• _Information provided_
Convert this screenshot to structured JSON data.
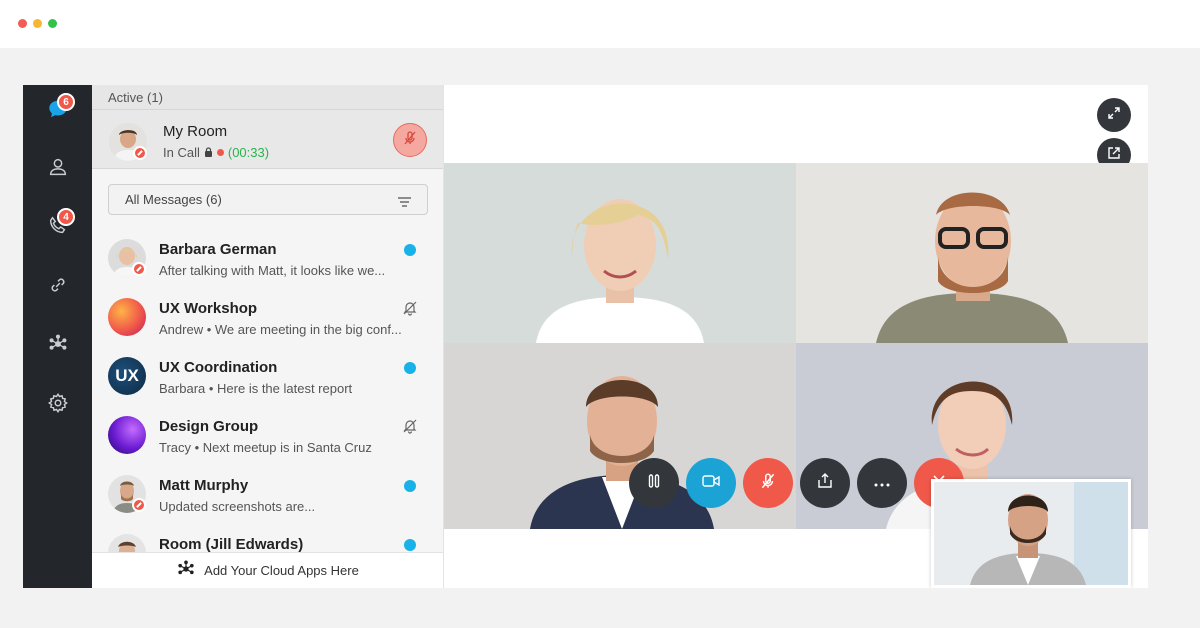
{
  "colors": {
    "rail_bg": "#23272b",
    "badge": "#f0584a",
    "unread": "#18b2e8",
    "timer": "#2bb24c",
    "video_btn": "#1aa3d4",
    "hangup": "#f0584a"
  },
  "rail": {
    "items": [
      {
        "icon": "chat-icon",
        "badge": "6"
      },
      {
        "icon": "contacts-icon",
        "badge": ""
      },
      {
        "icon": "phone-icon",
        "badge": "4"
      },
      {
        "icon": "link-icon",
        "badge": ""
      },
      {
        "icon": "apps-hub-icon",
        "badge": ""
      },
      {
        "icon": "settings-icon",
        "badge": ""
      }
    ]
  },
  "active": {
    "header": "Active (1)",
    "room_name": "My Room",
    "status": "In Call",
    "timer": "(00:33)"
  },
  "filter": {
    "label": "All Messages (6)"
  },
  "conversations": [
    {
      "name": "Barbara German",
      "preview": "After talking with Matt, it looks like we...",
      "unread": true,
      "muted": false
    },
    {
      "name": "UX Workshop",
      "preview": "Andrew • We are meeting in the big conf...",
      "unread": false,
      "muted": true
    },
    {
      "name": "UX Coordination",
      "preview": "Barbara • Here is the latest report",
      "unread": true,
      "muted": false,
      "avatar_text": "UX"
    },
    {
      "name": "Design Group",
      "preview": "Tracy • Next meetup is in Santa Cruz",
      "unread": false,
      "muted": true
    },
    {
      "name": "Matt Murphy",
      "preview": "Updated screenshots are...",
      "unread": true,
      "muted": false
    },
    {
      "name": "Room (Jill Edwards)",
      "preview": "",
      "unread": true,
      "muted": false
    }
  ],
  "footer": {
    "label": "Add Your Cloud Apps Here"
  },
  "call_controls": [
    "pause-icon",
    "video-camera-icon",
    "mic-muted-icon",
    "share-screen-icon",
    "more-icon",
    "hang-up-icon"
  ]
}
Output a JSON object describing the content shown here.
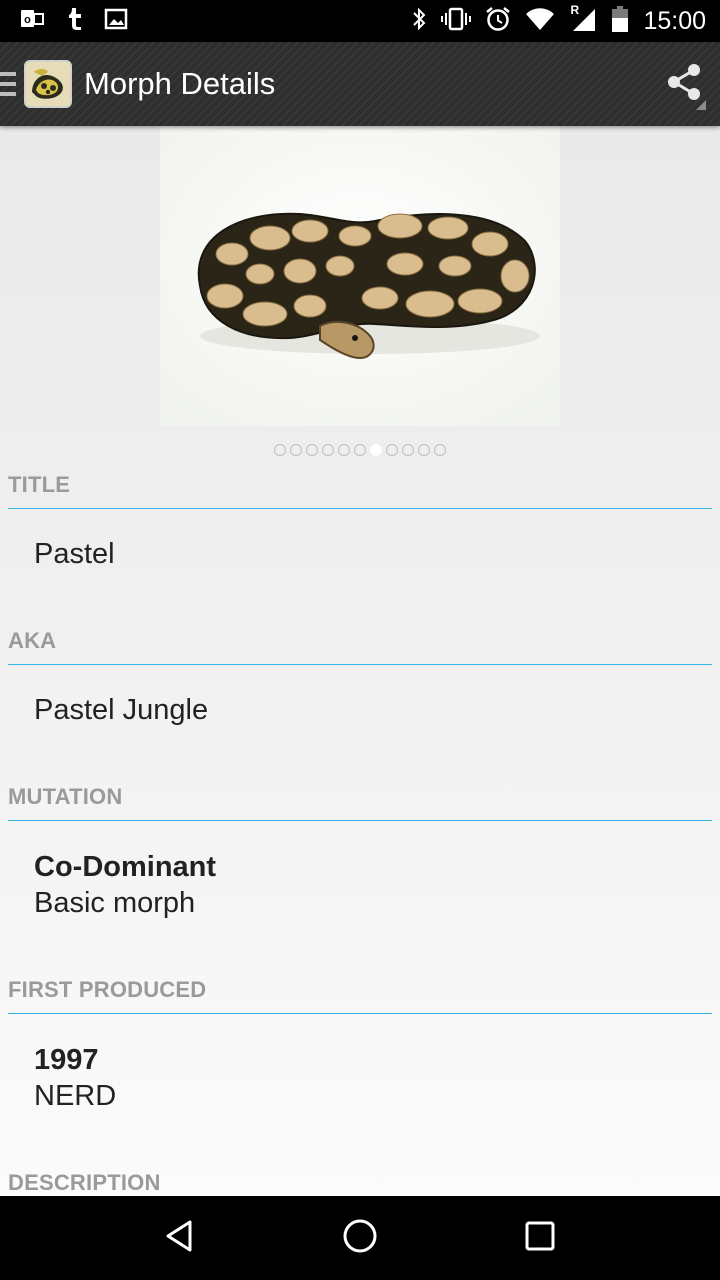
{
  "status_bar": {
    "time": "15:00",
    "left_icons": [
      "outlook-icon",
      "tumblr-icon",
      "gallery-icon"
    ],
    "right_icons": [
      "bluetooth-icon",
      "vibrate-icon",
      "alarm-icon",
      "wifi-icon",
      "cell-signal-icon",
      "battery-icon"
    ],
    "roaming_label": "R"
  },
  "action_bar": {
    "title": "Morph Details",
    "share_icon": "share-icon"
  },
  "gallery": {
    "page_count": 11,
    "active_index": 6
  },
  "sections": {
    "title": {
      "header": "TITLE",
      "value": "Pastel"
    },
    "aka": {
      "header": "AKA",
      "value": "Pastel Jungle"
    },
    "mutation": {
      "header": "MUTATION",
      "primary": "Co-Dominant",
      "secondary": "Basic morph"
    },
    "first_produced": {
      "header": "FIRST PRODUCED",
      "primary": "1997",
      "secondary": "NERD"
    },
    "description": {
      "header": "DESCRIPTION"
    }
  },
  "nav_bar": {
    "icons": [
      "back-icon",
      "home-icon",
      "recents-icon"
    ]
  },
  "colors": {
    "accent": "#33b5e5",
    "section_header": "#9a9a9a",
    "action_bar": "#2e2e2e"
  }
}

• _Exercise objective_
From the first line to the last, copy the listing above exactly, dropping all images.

• _Answer to the exercise_
Convert this screenshot to structured JSON data.
{
  "colors": {
    "rail_bg": "#23272b",
    "badge": "#f0584a",
    "unread": "#18b2e8",
    "timer": "#2bb24c",
    "video_btn": "#1aa3d4",
    "hangup": "#f0584a"
  },
  "rail": {
    "items": [
      {
        "icon": "chat-icon",
        "badge": "6"
      },
      {
        "icon": "contacts-icon",
        "badge": ""
      },
      {
        "icon": "phone-icon",
        "badge": "4"
      },
      {
        "icon": "link-icon",
        "badge": ""
      },
      {
        "icon": "apps-hub-icon",
        "badge": ""
      },
      {
        "icon": "settings-icon",
        "badge": ""
      }
    ]
  },
  "active": {
    "header": "Active (1)",
    "room_name": "My Room",
    "status": "In Call",
    "timer": "(00:33)"
  },
  "filter": {
    "label": "All Messages (6)"
  },
  "conversations": [
    {
      "name": "Barbara German",
      "preview": "After talking with Matt, it looks like we...",
      "unread": true,
      "muted": false
    },
    {
      "name": "UX Workshop",
      "preview": "Andrew • We are meeting in the big conf...",
      "unread": false,
      "muted": true
    },
    {
      "name": "UX Coordination",
      "preview": "Barbara • Here is the latest report",
      "unread": true,
      "muted": false,
      "avatar_text": "UX"
    },
    {
      "name": "Design Group",
      "preview": "Tracy • Next meetup is in Santa Cruz",
      "unread": false,
      "muted": true
    },
    {
      "name": "Matt Murphy",
      "preview": "Updated screenshots are...",
      "unread": true,
      "muted": false
    },
    {
      "name": "Room (Jill Edwards)",
      "preview": "",
      "unread": true,
      "muted": false
    }
  ],
  "footer": {
    "label": "Add Your Cloud Apps Here"
  },
  "call_controls": [
    "pause-icon",
    "video-camera-icon",
    "mic-muted-icon",
    "share-screen-icon",
    "more-icon",
    "hang-up-icon"
  ]
}
Output a JSON object describing the content shown here.
{
  "status_bar": {
    "time": "15:00",
    "left_icons": [
      "outlook-icon",
      "tumblr-icon",
      "gallery-icon"
    ],
    "right_icons": [
      "bluetooth-icon",
      "vibrate-icon",
      "alarm-icon",
      "wifi-icon",
      "cell-signal-icon",
      "battery-icon"
    ],
    "roaming_label": "R"
  },
  "action_bar": {
    "title": "Morph Details",
    "share_icon": "share-icon"
  },
  "gallery": {
    "page_count": 11,
    "active_index": 6
  },
  "sections": {
    "title": {
      "header": "TITLE",
      "value": "Pastel"
    },
    "aka": {
      "header": "AKA",
      "value": "Pastel Jungle"
    },
    "mutation": {
      "header": "MUTATION",
      "primary": "Co-Dominant",
      "secondary": "Basic morph"
    },
    "first_produced": {
      "header": "FIRST PRODUCED",
      "primary": "1997",
      "secondary": "NERD"
    },
    "description": {
      "header": "DESCRIPTION"
    }
  },
  "nav_bar": {
    "icons": [
      "back-icon",
      "home-icon",
      "recents-icon"
    ]
  },
  "colors": {
    "accent": "#33b5e5",
    "section_header": "#9a9a9a",
    "action_bar": "#2e2e2e"
  }
}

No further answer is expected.